Iranian independent filmmaker of Kurdish origin Keywan Karimi, 33, was sentenced back in 2015 to 223 lashes for his documentary, “Writing on the City,” about graffiti in the capital Tehran. “Writing on the City” is a 60 minutes documentary film Karimi produced in 2012 and completed in August 2015, which has never been shown to Iranian audiences, other than its trailer on YouTube. It has since been shown at film festivals in France, Spain and Switzerland.
Hamid Dabashi, author and Professor of Iranian Studies and Comparative Literature at Columbia University called the film “an excellent documentary on the evolution of graffiti in Tehran over the last three decades plus,” and said that “Keywan had brought the narrative of those graffiti down to the aftermath of the Green Movement of 2008 with an acute sense of history and aesthetics.”
And Belgian writer Raoul Vaneigem wrote, “The wall is a mirror / A mirror of the house, of the city, of the world / Reflections of every shape and form stream by it as clouds do in the sky / We have learned to go through the mirror so what was closed will open up / The freedom of the walls breaks down the prison walls / When reality is unveiled, dreams become reality / Under the clothing of creeds and of ideas, what is lived is always bare / Then nothing more conceals a human being from himself / Someday the walls will have the transparency of our desires.”
Understandably, Iran’s authorities were not amused. In December 2013, the Revolutionary Guard showed up at Keywan’s house with an arrest warrant. They took him, his hard drives and other confiscated materials to Evin Prison where he was interrogated and kept in solitary confinement for two weeks. He was released three weeks later on $100,000 bail.
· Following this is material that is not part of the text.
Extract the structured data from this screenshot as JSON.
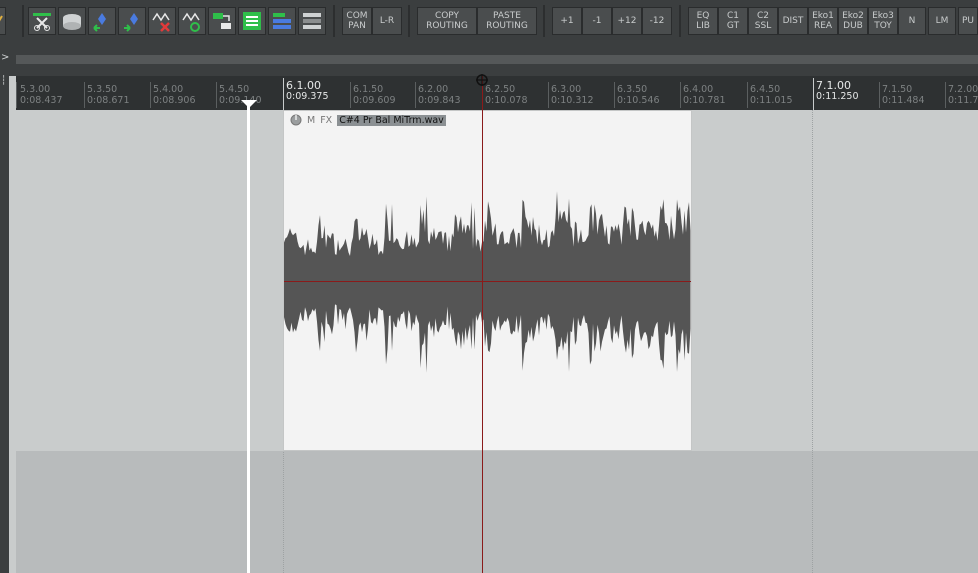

After eight court appearances over two years, on October 13, 2015, Keywan was sentenced by the Islamic Revolutionary Court to six years imprisonment and 223 lashings for “propagating against the ruling system” and “insulting religious sanctities.”
Five out of the six years’ sentence were suspended in response to international protest, that included Iranian directors including Jafar Panahi (Taxi Tehran), who also spent time behind bars courtesy of the Islamic State, and exile Mohsen Makhmalbaf (The President).
Nevertheless, the prison authorities are now demanding that Karimi’s punishment of 233 lashes be carried out. “I am waiting for them to come for me,” he told AFP this week. “The support I have received helps break the solitude and solidarity from the film world also warms my heart.” He added that “the fact that my artistic activity is seen as an act of political opposition says a lot about the situation in Iran.”